While some volunteers experience depression and anxiety upon coming back home, like Sackett, others may find themselves judging America's culture of wastefulness and materialism.
“It took me well over a year to not be judgmental of our life here in the U.S. I was a little bit vocal about it when I first came back but then my mom told me to shut up,” jokes Heine.
The Peace Corps is a huge commitment and it’s not for everybody. As Sackett puts it, “There is certainly an isolation aspect when joining," he says. "You feel very alone, [but] you are also surrounded by people in a village.”
Heine describes his arrival to his assigned community as being dropped off and left with no instruction on what to do next until several days later, when he was given a place to stay.
“No one was around, I didn’t know anybody," he says. "And this was my new life."
Being in another culture surrounded by people who don’t know you and trying to learn a language you don’t know yet makes it easy to feel alone. Eventually, though, you begin to adapt. You develop relationships with those around you and find a community in this new place. In addition, you can end up developing a lot of understanding and respect for the culture you are living in and its people.
The Peace Corps promotes peace and human understanding by sending trained individuals into a community in hopes that they can bring with them valuable skills, knowledge, help and work ethic.

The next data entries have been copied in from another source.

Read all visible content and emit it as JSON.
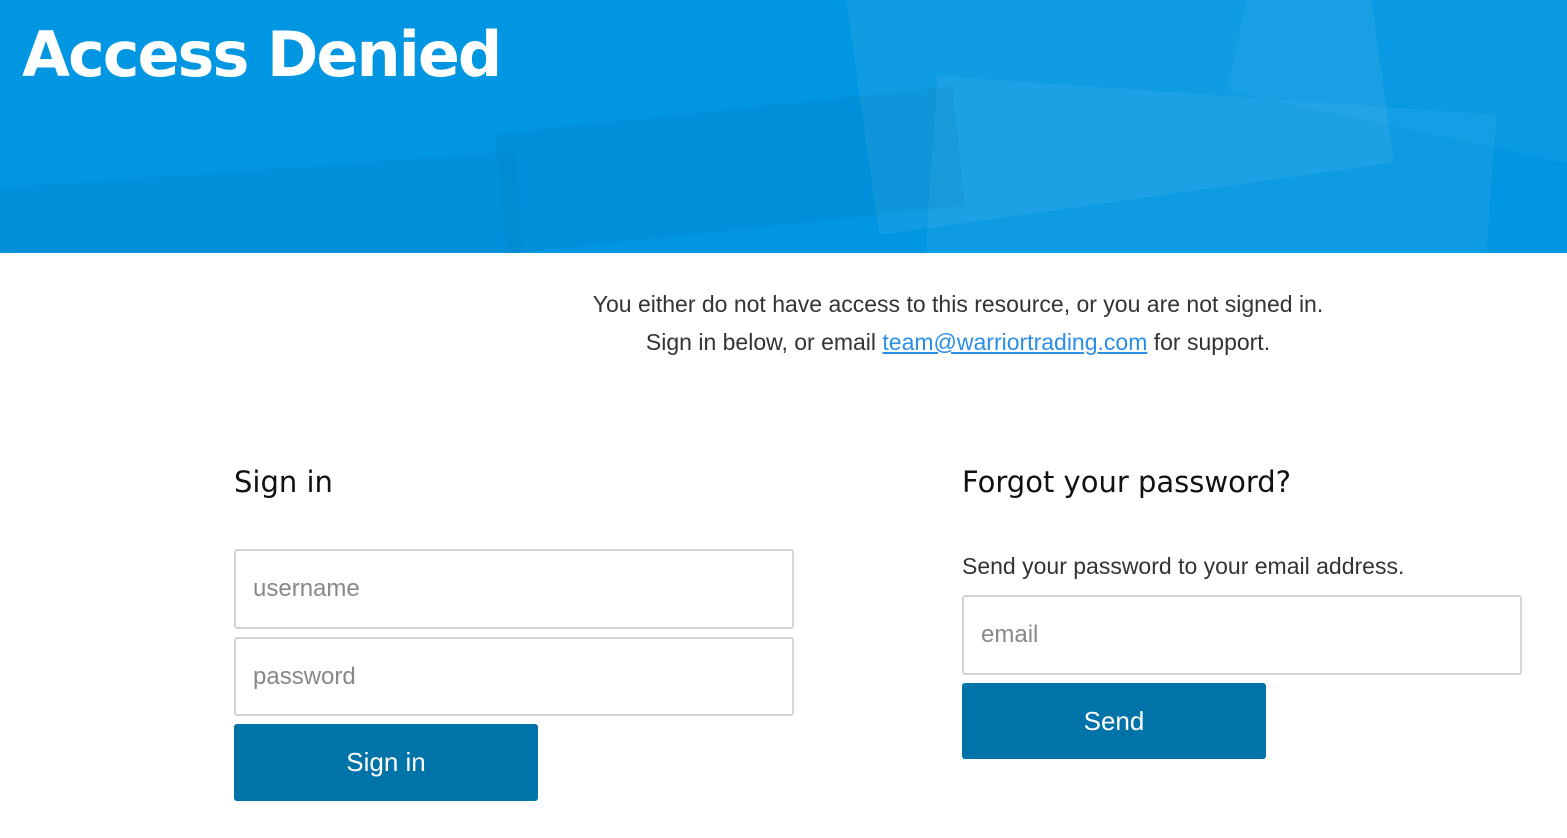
{
  "hero": {
    "title": "Access Denied"
  },
  "notice": {
    "line1": "You either do not have access to this resource, or you are not signed in.",
    "line2_prefix": "Sign in below, or email ",
    "support_email": "team@warriortrading.com",
    "line2_suffix": " for support."
  },
  "signin": {
    "heading": "Sign in",
    "username_placeholder": "username",
    "password_placeholder": "password",
    "button_label": "Sign in"
  },
  "forgot": {
    "heading": "Forgot your password?",
    "description": "Send your password to your email address.",
    "email_placeholder": "email",
    "button_label": "Send"
  },
  "colors": {
    "hero_background": "#0096e2",
    "button_background": "#0073a8",
    "link": "#2a8ee6"
  }
}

If you are interested in volunteering, visit www.peacecorps.gov to connect with a recruiter near you, read and watch stories from previous volunteers from all over the world and search through potential job opportunities in multiple countries.